I don’t want to be branded as a socialist; God knows I have a healthy respect for money, particularly that which resides in my wallet or bank. But I would be willing to pay more in taxes for better health coverage. As Moore attempts to illustrate, it’s not only uninsured individuals at risk. We, the insured, have much to fear. Insurance companies exist to make money, not protect people. In fact, the more people they protect, the less money in their pockets. No wonder they deny so many claims. It is an illogically, flawed system.

It’s a good thing that, like Fame, I’m gonna live forever.


Wednesday, July 18, 2007


Mrs. E and I are watching So You Think You Can Dance, a dancing version of "American Idol." We contend that the dancers on this show, who beautifully contort their bodies and bend like rubber bands, are far more talented than are the karaoke-like singers on Idol. For those who were unable to see tonight's show, here is the quick synopsis:

8:03 -- What is Mary Murphy wearing? She looks like a zebra with leggings on her arms.

8:05 -- Wade Robson, clearly smoking some narcotic, espouses his notion of how he wants to see humans on stage, not just dancers. What?!?

8:14 -- Dominic and Sabra are freakin' awesome! It's a bit curious that Sabra kept saying in the opening piece that Dom always drops her during their lifts. At first I thought she was joking, but then she continued to harp on it.

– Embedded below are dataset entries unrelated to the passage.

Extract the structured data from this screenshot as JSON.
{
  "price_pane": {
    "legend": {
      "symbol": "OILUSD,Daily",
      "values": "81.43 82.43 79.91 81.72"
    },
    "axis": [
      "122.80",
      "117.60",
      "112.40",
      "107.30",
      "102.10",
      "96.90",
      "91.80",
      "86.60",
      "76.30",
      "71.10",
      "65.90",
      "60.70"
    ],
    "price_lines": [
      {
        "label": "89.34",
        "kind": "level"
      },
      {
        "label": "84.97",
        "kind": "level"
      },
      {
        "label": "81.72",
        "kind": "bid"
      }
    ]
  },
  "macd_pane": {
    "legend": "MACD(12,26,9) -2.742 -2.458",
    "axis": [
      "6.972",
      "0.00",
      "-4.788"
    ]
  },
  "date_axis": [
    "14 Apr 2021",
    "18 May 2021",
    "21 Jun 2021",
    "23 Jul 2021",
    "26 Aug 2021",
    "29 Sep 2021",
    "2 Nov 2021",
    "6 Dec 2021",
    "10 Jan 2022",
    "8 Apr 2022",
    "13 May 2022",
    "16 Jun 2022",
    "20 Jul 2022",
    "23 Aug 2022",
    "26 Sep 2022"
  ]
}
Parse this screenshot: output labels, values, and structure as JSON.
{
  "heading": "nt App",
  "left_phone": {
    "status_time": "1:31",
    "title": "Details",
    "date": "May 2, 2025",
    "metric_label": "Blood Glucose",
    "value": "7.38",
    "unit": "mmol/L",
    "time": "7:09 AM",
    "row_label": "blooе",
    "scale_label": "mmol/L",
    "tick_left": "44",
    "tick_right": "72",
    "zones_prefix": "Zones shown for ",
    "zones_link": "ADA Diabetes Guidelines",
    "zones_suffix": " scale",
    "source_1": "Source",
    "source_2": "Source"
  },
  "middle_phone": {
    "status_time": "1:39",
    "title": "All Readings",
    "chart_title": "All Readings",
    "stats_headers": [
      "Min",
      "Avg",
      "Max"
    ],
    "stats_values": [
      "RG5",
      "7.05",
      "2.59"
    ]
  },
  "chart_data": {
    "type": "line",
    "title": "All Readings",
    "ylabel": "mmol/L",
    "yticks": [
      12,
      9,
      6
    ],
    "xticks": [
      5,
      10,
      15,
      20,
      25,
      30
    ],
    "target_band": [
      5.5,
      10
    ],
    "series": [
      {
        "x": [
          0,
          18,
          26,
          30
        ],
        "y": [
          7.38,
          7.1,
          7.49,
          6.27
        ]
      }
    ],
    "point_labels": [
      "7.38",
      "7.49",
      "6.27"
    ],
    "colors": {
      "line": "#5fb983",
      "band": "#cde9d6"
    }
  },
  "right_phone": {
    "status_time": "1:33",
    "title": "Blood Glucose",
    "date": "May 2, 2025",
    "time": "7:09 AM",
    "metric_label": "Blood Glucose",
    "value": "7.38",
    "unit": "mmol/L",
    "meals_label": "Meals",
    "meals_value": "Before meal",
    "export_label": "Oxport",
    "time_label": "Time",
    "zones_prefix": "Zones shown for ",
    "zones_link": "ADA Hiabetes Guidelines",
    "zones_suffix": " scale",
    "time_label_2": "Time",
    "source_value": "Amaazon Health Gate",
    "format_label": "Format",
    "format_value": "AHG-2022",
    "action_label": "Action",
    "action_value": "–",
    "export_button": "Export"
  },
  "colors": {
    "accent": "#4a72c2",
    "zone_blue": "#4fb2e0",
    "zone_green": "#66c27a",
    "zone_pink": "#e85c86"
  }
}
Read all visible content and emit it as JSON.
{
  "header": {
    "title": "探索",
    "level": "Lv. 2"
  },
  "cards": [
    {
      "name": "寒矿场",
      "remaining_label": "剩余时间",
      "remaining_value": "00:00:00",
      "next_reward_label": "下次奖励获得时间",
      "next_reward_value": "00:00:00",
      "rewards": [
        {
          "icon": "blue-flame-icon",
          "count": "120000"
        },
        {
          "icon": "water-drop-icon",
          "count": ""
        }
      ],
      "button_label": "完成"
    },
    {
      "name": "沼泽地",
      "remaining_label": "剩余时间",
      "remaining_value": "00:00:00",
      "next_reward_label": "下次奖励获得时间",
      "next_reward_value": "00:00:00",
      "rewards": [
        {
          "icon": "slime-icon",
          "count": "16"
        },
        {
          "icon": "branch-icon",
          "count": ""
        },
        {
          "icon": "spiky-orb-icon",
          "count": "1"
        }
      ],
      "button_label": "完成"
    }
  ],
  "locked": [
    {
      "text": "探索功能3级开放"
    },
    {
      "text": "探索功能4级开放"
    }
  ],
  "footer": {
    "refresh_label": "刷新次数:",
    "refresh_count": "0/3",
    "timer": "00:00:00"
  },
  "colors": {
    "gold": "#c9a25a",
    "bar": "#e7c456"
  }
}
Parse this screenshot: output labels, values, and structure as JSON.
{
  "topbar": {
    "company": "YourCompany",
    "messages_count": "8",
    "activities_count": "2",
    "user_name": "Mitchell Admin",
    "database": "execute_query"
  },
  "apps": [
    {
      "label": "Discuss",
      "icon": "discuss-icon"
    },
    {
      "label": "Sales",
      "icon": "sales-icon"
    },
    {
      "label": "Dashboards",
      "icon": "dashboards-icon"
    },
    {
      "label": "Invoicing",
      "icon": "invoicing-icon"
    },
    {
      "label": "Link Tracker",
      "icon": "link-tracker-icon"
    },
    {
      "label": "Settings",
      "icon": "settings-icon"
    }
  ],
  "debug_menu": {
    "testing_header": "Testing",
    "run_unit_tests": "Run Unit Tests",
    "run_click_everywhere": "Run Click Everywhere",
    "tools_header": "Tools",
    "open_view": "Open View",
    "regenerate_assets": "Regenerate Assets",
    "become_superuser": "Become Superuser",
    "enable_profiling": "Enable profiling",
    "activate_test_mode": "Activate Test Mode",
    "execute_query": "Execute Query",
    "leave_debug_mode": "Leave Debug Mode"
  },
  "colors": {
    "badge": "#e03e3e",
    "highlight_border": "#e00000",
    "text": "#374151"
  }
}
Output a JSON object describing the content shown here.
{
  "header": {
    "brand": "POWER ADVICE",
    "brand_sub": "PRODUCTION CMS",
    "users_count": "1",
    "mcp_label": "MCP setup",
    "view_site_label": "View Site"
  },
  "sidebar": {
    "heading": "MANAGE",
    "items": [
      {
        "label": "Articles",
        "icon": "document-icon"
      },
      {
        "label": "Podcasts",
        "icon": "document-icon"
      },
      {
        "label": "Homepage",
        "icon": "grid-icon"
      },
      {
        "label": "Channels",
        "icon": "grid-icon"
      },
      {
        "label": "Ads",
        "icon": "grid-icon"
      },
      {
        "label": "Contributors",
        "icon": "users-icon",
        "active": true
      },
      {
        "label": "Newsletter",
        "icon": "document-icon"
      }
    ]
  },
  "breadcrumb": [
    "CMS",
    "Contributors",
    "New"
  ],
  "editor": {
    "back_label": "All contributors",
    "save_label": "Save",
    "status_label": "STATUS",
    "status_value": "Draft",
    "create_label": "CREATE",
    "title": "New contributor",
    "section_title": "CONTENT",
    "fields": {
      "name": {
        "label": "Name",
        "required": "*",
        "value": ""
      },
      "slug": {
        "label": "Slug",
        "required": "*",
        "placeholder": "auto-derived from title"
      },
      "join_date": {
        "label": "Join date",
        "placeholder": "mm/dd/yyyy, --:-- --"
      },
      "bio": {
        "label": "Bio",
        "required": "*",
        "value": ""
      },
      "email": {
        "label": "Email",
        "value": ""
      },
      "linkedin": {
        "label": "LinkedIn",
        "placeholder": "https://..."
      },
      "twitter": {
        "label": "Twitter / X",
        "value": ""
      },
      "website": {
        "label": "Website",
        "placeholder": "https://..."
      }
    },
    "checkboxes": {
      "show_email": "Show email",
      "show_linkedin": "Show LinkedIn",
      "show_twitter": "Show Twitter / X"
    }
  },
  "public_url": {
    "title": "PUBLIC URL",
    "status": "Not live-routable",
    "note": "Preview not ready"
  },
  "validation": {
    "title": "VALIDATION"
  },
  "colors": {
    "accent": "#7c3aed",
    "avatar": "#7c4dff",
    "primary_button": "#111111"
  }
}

8:31 -- I've warmed up to Cat Deeley since the first year. She's quite sappy, but I suppose she serves her purpose well. But she is REALLY thin. Far too thin if you ask me. Incidentally, can anyone explain to me why (it seems) so many of our reality shows are hosted by British imports? You know, we could've kept those accents if we liked them so much.

8:32 -- Hok and Jaimie disappointed tonight. Hok is an unreal talent. But, like Cedric (eliminated last week), he lacks the technique that most of the dancers possess. This is why the street, hip-hop dancers typically don't make it to the end of the competition. Eventually, the audience catches on that they have lots of style, but very little substance.

8:42 -- Pasha and Sara were bland. Mary is 100% correct. While they may have been technically correct with their ceaseless jazz hands, they did not connect with the audience. And those outfits! I know they danced to a Queen song, but did they need to raid Freddy Mercury's (may he rest in peace) closet?

8:56 -- Mary clearly has channeled Mrs. E because every comment that comes out of my wife's mouth inevitably is echoed by Mary mere seconds later. For example, after Neil and Lauren's routine, Mrs. E said, "What is this supposed to mean?" After acknowledging that she liked the performance, Mary raised the very same issue. The only difference between Mary and Mrs. E is that the latter doesn't screech every five minutes like she's descending from the top of a roller coaster.

9:07 -- Danny is this generation's Tommy Tune--lanky, terrific extensions, and a joy to watch. Finally, as Wade points out, Danny has made an emotional connection. Can he chill with the sweat, though? It looks like he just stepped out of the pool. Anya is boring me more and more each week.

9:18 -- Same Dan Karaty hip-hop motif: boy chases girl, but girl is a nasty bitch. Sooooooo cliche.

9:19 -- Remember Brittany Spears' slutty Catholic school uniform from that video? Lacey's outfit is the slutty version of that!

9:25 -- Whereas in the past two or three weeks it has been difficult to discriminate between so many outstanding performances, this week's routines were underwhelming. I wouldn't be surprised if any of them are booted, nor would I be too disappointed. The tension is mounting. Oh, were it only Thursday night already!!!